Collage Faces: Class #2

Studio Visit #10: Art with my Three-Year-Old, What Works for Us

For today's studio visit, I'm sharing a bit about my approach to making art with my three-year-old. 

It's worth noting that every child is unique, and what works for us may not work for others. Each child has their own preferences, interests, and developmental stages. So, I always pay attention to my son's cues and adapt our art-making experiences accordingly. 

Here are the basic ideas from the video:

  1. Thoughtfully choosing tools and materials: By providing your child with tools and materials that are easy for them to handle, you're setting them up for success. This could include paintbrushes, crayons, markers, brayers, and so on that are easy for them to hold onto and use. That said, I use real artist products with my son. Highly pigmented materials ensure that his creations are vibrant and visually appealing.  Too often products marketed to kids are cheap (aka lacking in the expensive pigments that make artwork gloriously colorful).

  2. Protecting the space and the child's clothes: Recognizing that art-making can get messy, I take precautions to cover my son's body and the surrounding area. We use aprons and smocks to keep their clothes clean and place a drop cloth on the floor when we're using wet media.  I always have baby wipes at the ready.

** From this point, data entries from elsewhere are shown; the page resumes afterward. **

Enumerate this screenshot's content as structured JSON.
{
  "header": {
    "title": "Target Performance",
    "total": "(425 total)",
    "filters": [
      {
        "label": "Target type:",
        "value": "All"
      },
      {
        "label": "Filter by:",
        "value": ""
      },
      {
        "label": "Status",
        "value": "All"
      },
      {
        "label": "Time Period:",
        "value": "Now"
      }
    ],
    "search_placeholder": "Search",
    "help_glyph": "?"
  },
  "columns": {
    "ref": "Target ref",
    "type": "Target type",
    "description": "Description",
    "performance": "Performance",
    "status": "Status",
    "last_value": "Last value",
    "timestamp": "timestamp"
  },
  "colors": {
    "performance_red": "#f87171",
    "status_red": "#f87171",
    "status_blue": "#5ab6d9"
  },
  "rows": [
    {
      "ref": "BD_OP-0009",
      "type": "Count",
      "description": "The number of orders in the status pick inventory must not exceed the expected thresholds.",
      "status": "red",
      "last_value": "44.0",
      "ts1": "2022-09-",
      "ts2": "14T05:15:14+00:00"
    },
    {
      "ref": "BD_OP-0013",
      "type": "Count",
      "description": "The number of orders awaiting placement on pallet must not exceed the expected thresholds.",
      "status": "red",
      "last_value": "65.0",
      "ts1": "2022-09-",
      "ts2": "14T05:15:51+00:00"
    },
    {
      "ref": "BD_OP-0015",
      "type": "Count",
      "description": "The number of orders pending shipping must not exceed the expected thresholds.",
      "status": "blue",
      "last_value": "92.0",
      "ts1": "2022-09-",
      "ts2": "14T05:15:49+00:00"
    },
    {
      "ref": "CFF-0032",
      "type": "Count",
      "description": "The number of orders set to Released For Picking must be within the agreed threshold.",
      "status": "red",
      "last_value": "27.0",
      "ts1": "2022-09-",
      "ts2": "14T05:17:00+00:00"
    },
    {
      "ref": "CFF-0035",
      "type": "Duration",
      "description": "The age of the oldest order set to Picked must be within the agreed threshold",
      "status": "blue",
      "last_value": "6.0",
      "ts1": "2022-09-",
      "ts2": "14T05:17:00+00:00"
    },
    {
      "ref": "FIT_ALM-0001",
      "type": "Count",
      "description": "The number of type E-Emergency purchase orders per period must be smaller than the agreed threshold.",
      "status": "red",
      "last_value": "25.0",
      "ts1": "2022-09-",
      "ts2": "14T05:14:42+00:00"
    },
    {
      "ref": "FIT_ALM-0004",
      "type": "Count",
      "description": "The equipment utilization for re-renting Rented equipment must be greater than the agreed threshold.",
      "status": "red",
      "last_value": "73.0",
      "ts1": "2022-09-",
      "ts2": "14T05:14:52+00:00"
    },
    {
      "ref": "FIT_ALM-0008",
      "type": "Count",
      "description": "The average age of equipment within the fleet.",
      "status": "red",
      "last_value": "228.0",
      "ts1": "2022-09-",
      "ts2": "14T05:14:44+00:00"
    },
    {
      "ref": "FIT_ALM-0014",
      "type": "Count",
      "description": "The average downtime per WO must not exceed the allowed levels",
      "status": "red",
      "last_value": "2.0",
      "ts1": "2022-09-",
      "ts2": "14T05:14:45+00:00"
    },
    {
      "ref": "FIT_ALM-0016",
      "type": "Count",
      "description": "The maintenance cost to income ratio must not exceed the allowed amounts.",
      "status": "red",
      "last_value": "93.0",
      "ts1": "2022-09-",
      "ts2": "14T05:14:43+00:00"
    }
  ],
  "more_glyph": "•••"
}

  3. Fostering independence: I believe that by allowing my child to feel in charge of the art making process, I am creating a sense of ownership and empowerment. I try very hard to refrain from telling him what to do or how to create, letting him explore his imagination freely. This approach encourages his decision-making skills and helps him develop confidence in his creative abilities.

  4. Playtime versus art lesson: Rather than approaching art as a formal lesson, I prioritize art as playtime. This creates a relaxed and enjoyable atmosphere, removing any pressure for specific outcomes or skill development. My focus is on the process of creating, rather than the end result. This approach allows him to explore, experiment, and discover his own relationship to art tools and media.

  5. Setting out the rules: It's not a total free-for-all in the studio.  He knows that there are rules.  But I have a short list of rules and they're all good habits with many applications -- listen to mama, clean up your mess, ask questions if you don't know, stay in the designated area, and use the designated tools.  That's pretty much it.  Early on, if he'd break any of the rules, we'd immediately leave the studio.  I wasn't mad, but he wasn't allowed to stay.  He very quickly understood that he needed to follow those five rules in order to stay in the studio.

As I said before, it's important to remember that every child is unique, and what works for one may not work for another. By paying attention to a child's individual needs and interests, you can tailor your art-making experiences to create a joyful and rewarding time for both of you.

I'd love to hear about what you do with your kiddo(s) in your art space!

Thanks for stopping by!


P.S. Every month members get a Personal Vlog with lots of art and family adventures.  In addition, each month Maker and Super Learner Members also get a Studio Vlog, which is entirely art focused.  Join today and view all past vlogs.